« Reply #14 on: 2013 September 26 15:48:39 »
...
Quote
I still think that tracking the "sensing quality" of each pixel for each sub makes sense

I also tend to disagree here. In my opinion, image weights must be based on quality estimates computed for the whole images, not for individual pixels.
...
I played with this idea of per pixel sensitivity and noise models a bit a while ago. At least in my Canon EOS 40D pictures it is obvious that different pixels have different noise properties, it is not just poisson noise that can be seen, and in darks it does not grow as expected with exposure time. But to get reliable statistics that would help in determining the per pixel weights (and scaling/offsets/non-linearity/... factors), IMHO we would need many more than 25 images, maybe 200. If you have only 25 images, it is probably better to estimate global noise properties using all pixels, just as ImageIntegration currently does.

It would probably be possible to do a per pixel model  by taking lots of flats/darks with different illuminations/exposure times, and then compute a sensitivity and noise model for each pixel for this (from the library of flats, not from the lights). If using these statistics for a better weighting and correction on a per pixel basis would actually produce better images, that I don't know. I never found the time to fully explore the idea.

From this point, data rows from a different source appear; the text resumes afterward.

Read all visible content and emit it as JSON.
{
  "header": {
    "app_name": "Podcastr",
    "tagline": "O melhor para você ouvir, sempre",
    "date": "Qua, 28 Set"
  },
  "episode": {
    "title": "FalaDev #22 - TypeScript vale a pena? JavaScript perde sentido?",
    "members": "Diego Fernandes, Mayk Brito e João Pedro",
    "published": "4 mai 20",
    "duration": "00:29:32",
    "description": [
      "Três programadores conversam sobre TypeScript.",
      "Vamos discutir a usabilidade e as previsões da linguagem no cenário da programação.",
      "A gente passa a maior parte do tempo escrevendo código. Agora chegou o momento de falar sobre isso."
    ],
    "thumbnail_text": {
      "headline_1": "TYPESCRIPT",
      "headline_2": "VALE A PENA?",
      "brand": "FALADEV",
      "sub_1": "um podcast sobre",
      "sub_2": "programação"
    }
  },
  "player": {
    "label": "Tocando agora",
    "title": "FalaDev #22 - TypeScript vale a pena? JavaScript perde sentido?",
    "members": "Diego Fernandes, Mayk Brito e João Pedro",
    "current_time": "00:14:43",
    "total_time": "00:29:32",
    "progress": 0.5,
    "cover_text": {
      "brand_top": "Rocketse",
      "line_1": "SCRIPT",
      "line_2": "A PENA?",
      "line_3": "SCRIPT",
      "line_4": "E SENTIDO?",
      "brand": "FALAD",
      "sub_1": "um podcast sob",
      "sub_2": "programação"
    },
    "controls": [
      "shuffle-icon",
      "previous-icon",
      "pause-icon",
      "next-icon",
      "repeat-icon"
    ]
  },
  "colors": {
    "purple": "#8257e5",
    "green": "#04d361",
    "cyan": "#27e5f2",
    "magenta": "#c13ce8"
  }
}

Georg
Georg (6 inch Newton, unmodified Canon EOS40D+80D, unguided EQ5 mount)